But CrunchyMama, you may be imploring, Don't we WANT our children to know how bad bullying feels? Don't we WANT them to avoid it like the plague?

Of course we do. But I believe there are many far more effective and far less harmful ways to accomplish this, especially in Early Elementary grades. I *might* see the point of this lesson in middle school - MAYBE. But for 8-year-olds? Nuh-uh.

But what alternatives are there?

How about starting with the obvious: set up situations where children are KIND to each other and call attention to how THAT makes them all feel. Seriously, can there BE a situation where a child is not uplifted by the experience of kindness, whether as a giver or a recipient of the kindness? If we reinforce this, if we give multiple opportunities for this to become the norm, how can we not help students to begin to make kindness the default behavior instead of the bullying?

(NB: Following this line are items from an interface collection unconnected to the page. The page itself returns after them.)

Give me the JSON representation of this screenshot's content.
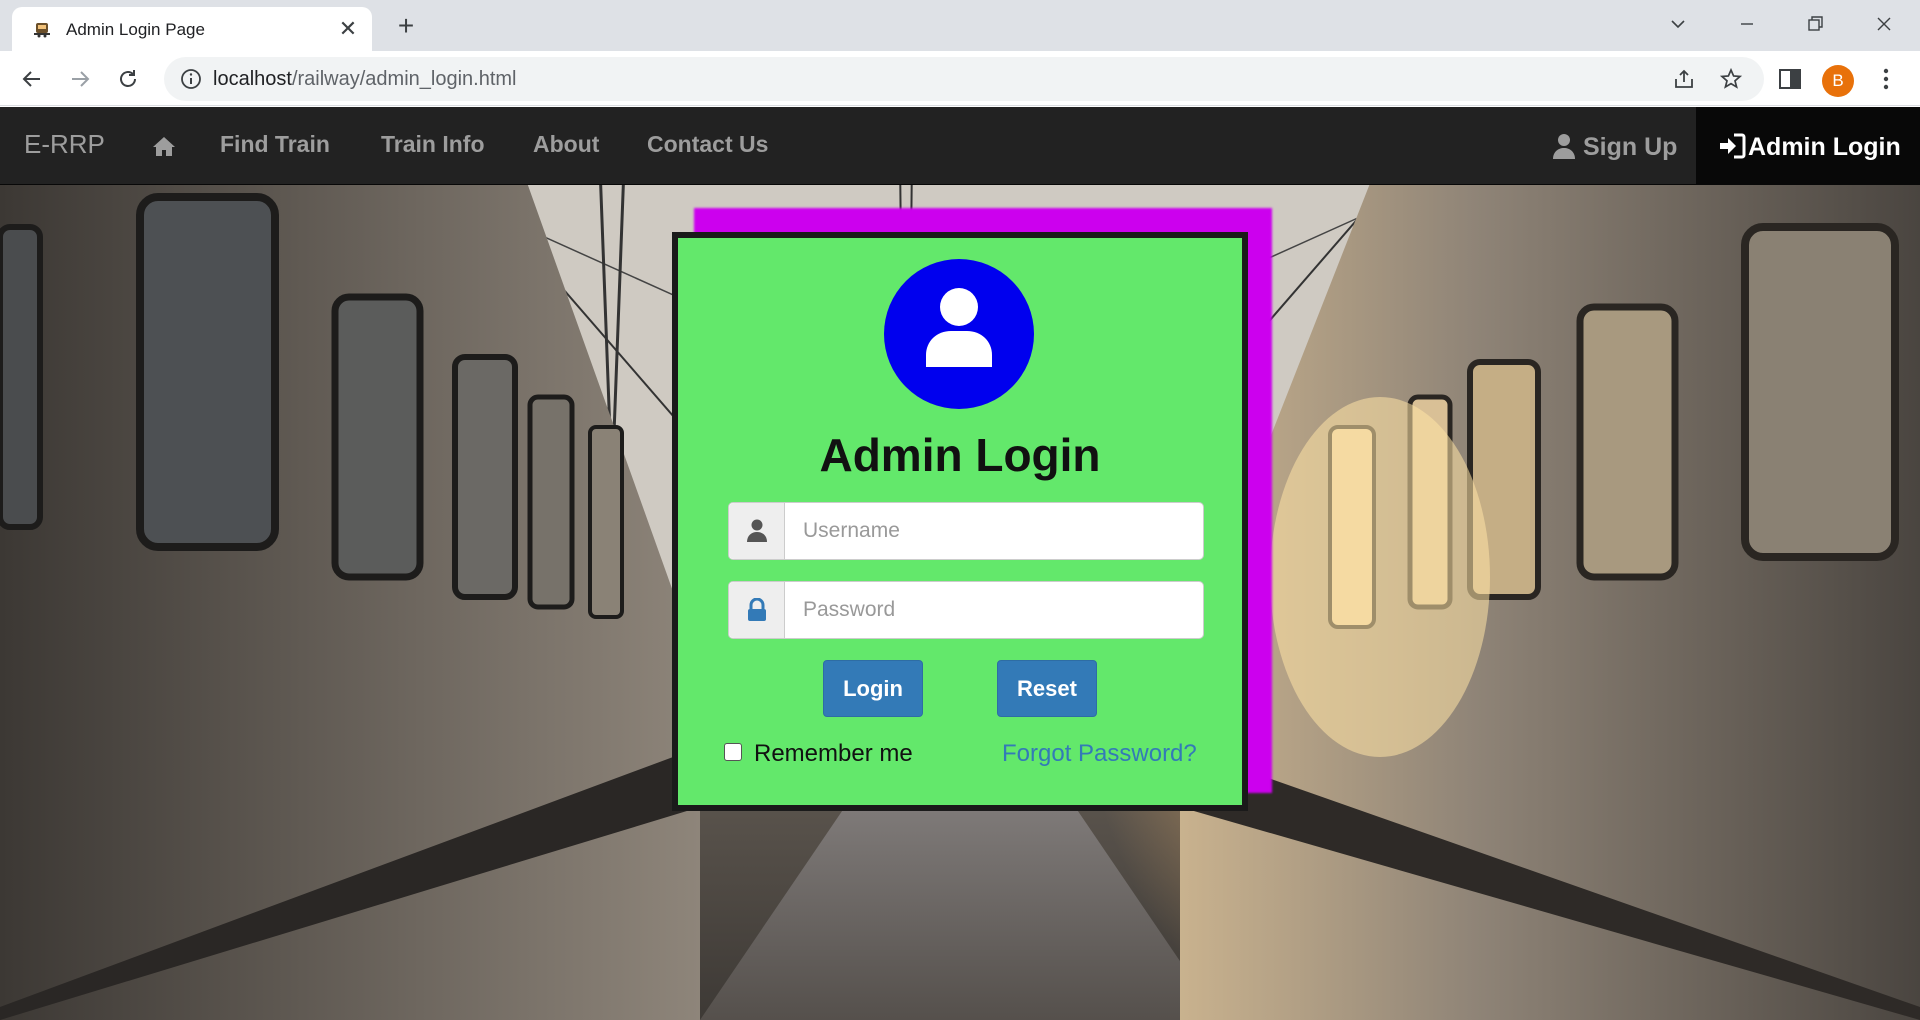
{
  "browser": {
    "tab_title": "Admin Login Page",
    "tab_close_glyph": "✕",
    "new_tab_glyph": "+",
    "url_host": "localhost",
    "url_path": "/railway/admin_login.html",
    "profile_initial": "B",
    "profile_color": "#e8710a"
  },
  "navbar": {
    "brand": "E-RRP",
    "home_icon": "home-icon",
    "links": [
      "Find Train",
      "Train Info",
      "About",
      "Contact Us"
    ],
    "signup_label": "Sign Up",
    "admin_login_label": "Admin Login"
  },
  "login": {
    "heading": "Admin Login",
    "username_placeholder": "Username",
    "username_value": "",
    "password_placeholder": "Password",
    "password_value": "",
    "login_button": "Login",
    "reset_button": "Reset",
    "remember_label": "Remember me",
    "remember_checked": false,
    "forgot_link": "Forgot Password?"
  },
  "colors": {
    "card_bg": "#63e86b",
    "accent_panel": "#cc00ee",
    "avatar_circle": "#0000ee",
    "button": "#337ab7",
    "navbar_bg": "#222222",
    "navbar_active_bg": "#080808"
  }
}
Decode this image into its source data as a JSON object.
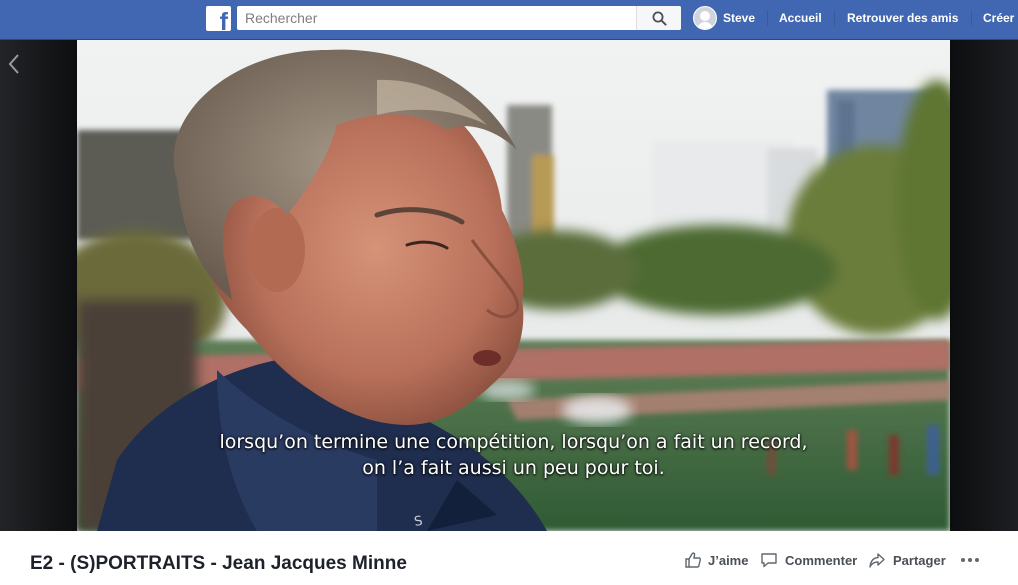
{
  "header": {
    "search": {
      "placeholder": "Rechercher"
    },
    "user": {
      "name": "Steve"
    },
    "nav": [
      {
        "label": "Accueil"
      },
      {
        "label": "Retrouver des amis"
      },
      {
        "label": "Créer"
      }
    ]
  },
  "video": {
    "subtitle_lines": [
      "lorsqu’on termine une compétition, lorsqu’on a fait un record,",
      "on l’a fait aussi un peu pour toi."
    ]
  },
  "footer": {
    "title": "E2 - (S)PORTRAITS - Jean Jacques Minne",
    "actions": {
      "like": "J’aime",
      "comment": "Commenter",
      "share": "Partager"
    }
  },
  "colors": {
    "brand": "#4267b2",
    "nav_text": "#ffffff",
    "title_text": "#1d2129",
    "action_text": "#4b4f56"
  },
  "icons": [
    "facebook-logo",
    "search-icon",
    "avatar",
    "chevron-left-icon",
    "thumbs-up-icon",
    "comment-icon",
    "share-icon",
    "more-icon"
  ]
}
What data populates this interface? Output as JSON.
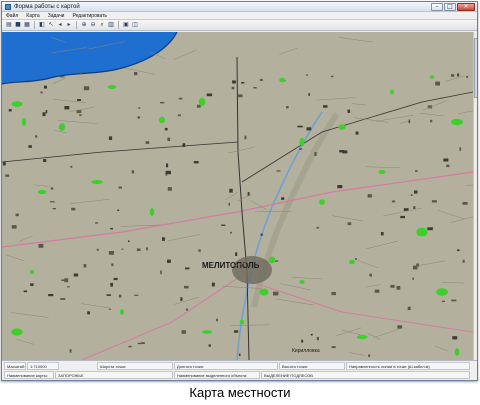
{
  "window": {
    "title": "Форма работы с картой",
    "buttons": {
      "minimize": "–",
      "maximize": "□",
      "close": "✕"
    }
  },
  "menu": {
    "items": [
      "Файл",
      "Карта",
      "Задачи",
      "Редактировать"
    ]
  },
  "toolbar": {
    "icons": [
      "open-icon",
      "save-icon",
      "print-icon",
      "layers-icon",
      "pointer-icon",
      "zoom-in-icon",
      "zoom-out-icon",
      "search-icon",
      "grid-icon",
      "select-icon",
      "info-icon"
    ]
  },
  "map": {
    "labels": {
      "city": "МЕЛИТОПОЛЬ",
      "kirillovka": "Кирилловка"
    },
    "colors": {
      "terrain": "#b3b09e",
      "sea": "#1f6fd1",
      "forest": "#3ecf2a",
      "road": "#d67aa4"
    }
  },
  "status": {
    "scale_label": "Масштаб:",
    "scale_value": "1:710000",
    "lat_label": "Широта точки:",
    "lon_label": "Долгота точки:",
    "height_label": "Высота точки:",
    "pos_hint": "Направленность линии в точке (Ш.кабел.м)",
    "map_name_label": "Наименование карты:",
    "map_name_value": "ЗАПОРОЖЬЕ",
    "object_label": "Наименование выделенного объекта:",
    "object_value": "ВЫДЕЛЕНИЕ ПОДЛЕСОВ"
  },
  "caption": "Карта местности"
}
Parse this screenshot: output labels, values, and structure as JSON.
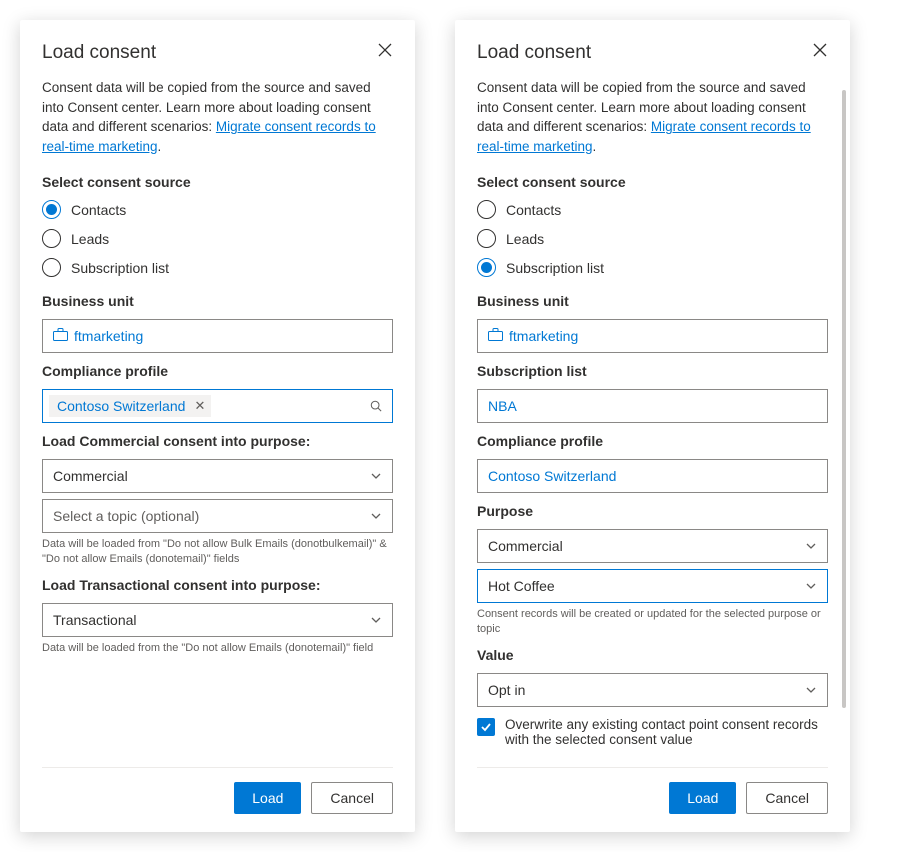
{
  "common": {
    "title": "Load consent",
    "desc_prefix": "Consent data will be copied from the source and saved into Consent center. Learn more about loading consent data and different scenarios: ",
    "link_text": "Migrate consent records to real-time marketing",
    "select_source_label": "Select consent source",
    "radio_contacts": "Contacts",
    "radio_leads": "Leads",
    "radio_sublist": "Subscription list",
    "business_unit_label": "Business unit",
    "business_unit_value": "ftmarketing",
    "compliance_profile_label": "Compliance profile",
    "compliance_profile_value": "Contoso Switzerland",
    "load_label": "Load",
    "cancel_label": "Cancel"
  },
  "left": {
    "commercial_label": "Load Commercial consent into purpose:",
    "commercial_value": "Commercial",
    "topic_placeholder": "Select a topic (optional)",
    "commercial_helper": "Data will be loaded from \"Do not allow Bulk Emails (donotbulkemail)\" & \"Do not allow Emails (donotemail)\" fields",
    "transactional_label": "Load Transactional consent into purpose:",
    "transactional_value": "Transactional",
    "transactional_helper": "Data will be loaded from the \"Do not allow Emails (donotemail)\" field"
  },
  "right": {
    "sublist_label": "Subscription list",
    "sublist_value": "NBA",
    "purpose_label": "Purpose",
    "purpose_value": "Commercial",
    "topic_value": "Hot Coffee",
    "purpose_helper": "Consent records will be created or updated for the selected purpose or topic",
    "value_label": "Value",
    "value_value": "Opt in",
    "checkbox_label": "Overwrite any existing contact point consent records with the selected consent value"
  }
}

Some other lesson plans I found online included reading some short scenarios and discussing whether or not they constituted bullying, and whether any of the participants, or even the onlookers, could have helped - and how. A few had children acting out basic scenarios, followed by class discussion. I'm not too fond of this option, for the same reasons as above: I am very uncomfortable with the idea of having students in positions where they are even pretending to hurt others.

Still other lessons were focused on empowering children who were being bullied to stand up for themselves, or to seek out help, and on encouraging students who were witnessing the bullying to intervene or to get an adult to do it if necessary.

But to instead use a lesson where children are "crumpled up" - I cannot fathom it, I cannot condone it, and I don't EVER want another child to go through that. And I *will* get to the bottom of this, one way or another, and do my best to see that this lesson is retired. Perhaps it needs to be "crumpled up."

[Update: I now have a copy of the actual lesson - and it's BAAAAD.]

[Final update: Contacted the curriculum office and the lesson has been removed - see here. YAY! :-) ]

1 comment:

  1. A number of people have contacted me on Facebook to tell me that they aren't able to comment here. I'm not sure why the blogging platform won't let commenters comment - I've deleted my fair share of Spam! LOL - but so far none of the comments I've gotten on my Facebook page have been complimentary of the lesson. I've had people suggest calling the school and giving the principal an earful, I've had people suggest contacting the teacher - which I did do, and which, were I the teacher, I would want as well - I've had people suggest that counselors and child psychologists should have looked at that before it was actually used on students (and I'm hoping that those parties did NOT see it and sign off on it, because to me, that would be WORSE!). There were countless expressions of outrage, of anger, of sadness, of shock and consternation, but none who thought that this was a good lesson. Not one.


Please keep it clean. Differences of opinion aren't a problem for me. Rudeness is. Thankyouverymuch. :-)